Nonetheless, corporations and affluent individuals are pouring tens of millions of dollars into attack ads aimed almost exclusively at Democrats. One of the biggest political players, the U.S. Chamber of Commerce, accepts money from foreign sources.
The chamber piously insists that none of the cash from abroad is going into its ad campaigns. But without full disclosure, there’s no way of knowing if that’s true or simply an accounting trick. And the chamber is just one of many groups engaged in an election-year spending spree.
Dean Baker and Sarita Gupta: Memo to the Tax Cut Party — Painful Double-Digit Unemployment Doesn’t Have to Continue
A modest tax on Wall Street financial speculation could raise more than $150 billion a year — money that would go a long way toward funding a serious jobs agenda.
here is a depressing complicity among much of the political leadership about the recession. Many politicians seem prepared to accept that we will have sky-high rates of unemployment for the indefinite future. Projections from the Congressional Budget Office and other authoritative forecasts show the situation improving little over the next few years.
At the moment, this means 15 million people unemployed, 9 million under-employed and millions of other workers who don’t even get counted because they have given up hope of finding a job and stopped looking. It is outrageous that we have this situation.

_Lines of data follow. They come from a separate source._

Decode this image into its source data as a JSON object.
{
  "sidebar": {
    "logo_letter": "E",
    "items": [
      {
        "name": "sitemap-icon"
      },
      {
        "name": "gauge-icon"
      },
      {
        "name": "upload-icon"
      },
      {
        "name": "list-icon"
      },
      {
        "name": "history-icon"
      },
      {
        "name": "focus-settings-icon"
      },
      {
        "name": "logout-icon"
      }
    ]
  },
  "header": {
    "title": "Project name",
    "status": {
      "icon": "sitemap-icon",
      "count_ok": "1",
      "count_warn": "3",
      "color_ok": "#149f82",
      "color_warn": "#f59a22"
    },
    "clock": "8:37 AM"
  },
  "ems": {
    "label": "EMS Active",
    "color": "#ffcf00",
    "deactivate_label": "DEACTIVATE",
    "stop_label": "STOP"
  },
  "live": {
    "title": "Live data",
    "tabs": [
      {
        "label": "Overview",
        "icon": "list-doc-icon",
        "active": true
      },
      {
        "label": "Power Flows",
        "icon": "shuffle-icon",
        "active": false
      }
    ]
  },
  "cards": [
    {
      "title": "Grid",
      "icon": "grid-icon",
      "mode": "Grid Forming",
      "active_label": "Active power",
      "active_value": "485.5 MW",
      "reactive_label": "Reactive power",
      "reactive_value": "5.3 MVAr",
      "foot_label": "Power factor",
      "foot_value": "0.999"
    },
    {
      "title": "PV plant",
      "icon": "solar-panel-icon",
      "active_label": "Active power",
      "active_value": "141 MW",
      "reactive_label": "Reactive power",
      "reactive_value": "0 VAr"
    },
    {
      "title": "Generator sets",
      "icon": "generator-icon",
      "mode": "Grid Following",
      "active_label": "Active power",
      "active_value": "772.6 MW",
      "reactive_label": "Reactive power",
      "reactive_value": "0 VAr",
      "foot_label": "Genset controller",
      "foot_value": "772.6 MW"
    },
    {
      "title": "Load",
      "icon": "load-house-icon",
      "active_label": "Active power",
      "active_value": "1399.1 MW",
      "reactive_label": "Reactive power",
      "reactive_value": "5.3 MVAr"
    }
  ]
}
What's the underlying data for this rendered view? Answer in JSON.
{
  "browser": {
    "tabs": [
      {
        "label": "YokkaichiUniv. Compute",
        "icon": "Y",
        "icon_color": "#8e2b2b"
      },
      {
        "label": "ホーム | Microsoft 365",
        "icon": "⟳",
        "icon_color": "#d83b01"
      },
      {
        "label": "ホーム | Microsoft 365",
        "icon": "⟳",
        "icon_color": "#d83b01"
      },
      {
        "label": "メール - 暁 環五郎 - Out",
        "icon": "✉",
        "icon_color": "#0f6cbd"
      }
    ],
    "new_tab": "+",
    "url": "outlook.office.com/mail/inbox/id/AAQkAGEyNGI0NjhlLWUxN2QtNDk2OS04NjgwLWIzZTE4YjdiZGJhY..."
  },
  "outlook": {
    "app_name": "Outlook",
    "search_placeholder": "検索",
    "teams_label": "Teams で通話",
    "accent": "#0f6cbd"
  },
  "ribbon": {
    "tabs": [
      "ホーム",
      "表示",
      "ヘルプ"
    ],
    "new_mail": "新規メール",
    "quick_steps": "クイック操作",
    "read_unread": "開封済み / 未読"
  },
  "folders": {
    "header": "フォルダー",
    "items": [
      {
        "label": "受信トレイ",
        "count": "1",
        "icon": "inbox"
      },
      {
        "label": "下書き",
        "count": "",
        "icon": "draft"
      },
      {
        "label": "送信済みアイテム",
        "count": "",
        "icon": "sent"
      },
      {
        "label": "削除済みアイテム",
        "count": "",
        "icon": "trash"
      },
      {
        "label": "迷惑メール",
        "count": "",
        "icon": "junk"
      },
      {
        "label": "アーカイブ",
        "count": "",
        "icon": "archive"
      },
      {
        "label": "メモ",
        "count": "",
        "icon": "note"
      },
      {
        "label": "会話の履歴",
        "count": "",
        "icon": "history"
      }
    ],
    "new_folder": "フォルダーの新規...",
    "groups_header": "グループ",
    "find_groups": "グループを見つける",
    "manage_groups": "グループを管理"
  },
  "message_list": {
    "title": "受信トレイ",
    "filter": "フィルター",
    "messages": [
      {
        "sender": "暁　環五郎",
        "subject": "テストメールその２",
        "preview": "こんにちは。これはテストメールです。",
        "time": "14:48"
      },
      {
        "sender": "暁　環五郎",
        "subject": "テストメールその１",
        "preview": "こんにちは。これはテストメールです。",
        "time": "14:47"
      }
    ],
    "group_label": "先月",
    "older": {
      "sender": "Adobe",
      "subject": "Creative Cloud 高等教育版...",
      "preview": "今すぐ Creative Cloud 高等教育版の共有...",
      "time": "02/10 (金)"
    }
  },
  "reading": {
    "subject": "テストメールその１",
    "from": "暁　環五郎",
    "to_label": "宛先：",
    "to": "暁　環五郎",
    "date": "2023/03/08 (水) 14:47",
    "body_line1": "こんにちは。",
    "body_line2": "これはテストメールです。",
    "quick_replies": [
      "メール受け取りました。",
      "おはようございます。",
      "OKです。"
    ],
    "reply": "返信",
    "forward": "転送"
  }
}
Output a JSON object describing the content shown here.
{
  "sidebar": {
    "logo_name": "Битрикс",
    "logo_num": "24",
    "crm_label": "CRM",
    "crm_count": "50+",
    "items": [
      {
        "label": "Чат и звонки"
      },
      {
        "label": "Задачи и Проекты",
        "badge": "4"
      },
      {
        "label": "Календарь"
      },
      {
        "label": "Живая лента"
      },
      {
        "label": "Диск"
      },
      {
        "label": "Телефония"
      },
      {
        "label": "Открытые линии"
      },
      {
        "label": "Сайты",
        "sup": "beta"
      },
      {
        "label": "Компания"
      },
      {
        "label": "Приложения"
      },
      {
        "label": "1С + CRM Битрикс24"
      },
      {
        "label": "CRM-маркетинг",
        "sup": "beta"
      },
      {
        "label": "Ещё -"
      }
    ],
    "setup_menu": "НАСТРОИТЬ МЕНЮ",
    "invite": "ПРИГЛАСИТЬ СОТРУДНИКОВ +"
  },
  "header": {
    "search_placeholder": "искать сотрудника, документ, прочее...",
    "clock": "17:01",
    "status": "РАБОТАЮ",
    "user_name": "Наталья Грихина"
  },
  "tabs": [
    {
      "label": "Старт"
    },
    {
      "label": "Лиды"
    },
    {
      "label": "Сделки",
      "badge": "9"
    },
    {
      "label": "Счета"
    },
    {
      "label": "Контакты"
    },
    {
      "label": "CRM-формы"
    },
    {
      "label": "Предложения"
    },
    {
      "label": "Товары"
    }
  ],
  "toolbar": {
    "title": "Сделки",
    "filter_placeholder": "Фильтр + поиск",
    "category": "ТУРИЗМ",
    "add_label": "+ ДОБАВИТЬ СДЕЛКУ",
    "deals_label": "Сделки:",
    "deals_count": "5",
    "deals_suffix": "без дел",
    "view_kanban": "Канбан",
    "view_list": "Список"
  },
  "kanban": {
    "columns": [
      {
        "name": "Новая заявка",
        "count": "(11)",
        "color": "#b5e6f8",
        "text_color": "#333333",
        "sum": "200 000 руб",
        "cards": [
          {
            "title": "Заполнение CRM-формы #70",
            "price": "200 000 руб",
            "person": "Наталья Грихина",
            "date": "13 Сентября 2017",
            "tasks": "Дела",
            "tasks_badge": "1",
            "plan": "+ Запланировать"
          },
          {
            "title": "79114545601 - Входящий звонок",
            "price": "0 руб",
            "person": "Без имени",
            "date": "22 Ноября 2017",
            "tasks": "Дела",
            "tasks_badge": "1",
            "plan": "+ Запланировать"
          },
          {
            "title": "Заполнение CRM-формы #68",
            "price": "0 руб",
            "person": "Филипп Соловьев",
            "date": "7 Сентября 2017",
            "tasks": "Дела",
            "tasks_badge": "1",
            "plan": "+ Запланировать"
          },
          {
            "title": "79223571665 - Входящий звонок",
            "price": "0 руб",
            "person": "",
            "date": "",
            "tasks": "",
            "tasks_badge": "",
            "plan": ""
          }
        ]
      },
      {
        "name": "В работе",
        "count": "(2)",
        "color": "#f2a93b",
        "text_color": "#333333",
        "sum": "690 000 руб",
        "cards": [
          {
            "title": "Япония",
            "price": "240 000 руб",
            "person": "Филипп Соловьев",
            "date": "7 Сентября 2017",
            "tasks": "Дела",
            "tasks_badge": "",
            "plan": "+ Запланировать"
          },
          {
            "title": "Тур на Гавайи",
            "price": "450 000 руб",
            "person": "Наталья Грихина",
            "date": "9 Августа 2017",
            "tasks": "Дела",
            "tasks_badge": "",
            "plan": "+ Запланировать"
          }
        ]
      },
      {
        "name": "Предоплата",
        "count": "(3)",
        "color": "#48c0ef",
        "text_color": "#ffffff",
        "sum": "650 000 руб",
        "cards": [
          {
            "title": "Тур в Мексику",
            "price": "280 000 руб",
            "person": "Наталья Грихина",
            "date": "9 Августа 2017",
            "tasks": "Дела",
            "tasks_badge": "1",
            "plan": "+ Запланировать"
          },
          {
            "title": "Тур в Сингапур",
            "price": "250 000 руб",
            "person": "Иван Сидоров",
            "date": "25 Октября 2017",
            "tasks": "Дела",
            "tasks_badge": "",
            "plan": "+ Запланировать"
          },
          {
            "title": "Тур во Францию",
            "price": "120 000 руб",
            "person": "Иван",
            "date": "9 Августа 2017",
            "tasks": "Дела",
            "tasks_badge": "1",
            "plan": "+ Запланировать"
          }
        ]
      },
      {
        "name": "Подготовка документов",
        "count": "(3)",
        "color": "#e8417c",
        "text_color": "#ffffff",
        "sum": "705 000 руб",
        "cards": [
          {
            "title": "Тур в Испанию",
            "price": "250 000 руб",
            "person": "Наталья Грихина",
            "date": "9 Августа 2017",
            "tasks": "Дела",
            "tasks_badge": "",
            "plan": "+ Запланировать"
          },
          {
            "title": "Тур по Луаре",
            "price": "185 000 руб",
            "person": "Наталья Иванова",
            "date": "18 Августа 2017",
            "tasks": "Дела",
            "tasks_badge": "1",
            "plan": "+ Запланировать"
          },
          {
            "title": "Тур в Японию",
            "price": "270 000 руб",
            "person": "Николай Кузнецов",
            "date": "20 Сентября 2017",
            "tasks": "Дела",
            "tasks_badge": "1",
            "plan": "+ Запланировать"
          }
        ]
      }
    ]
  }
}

Allowing high unemployment to continue for years into the future is unacceptable.
We know how to get the unemployment rate down.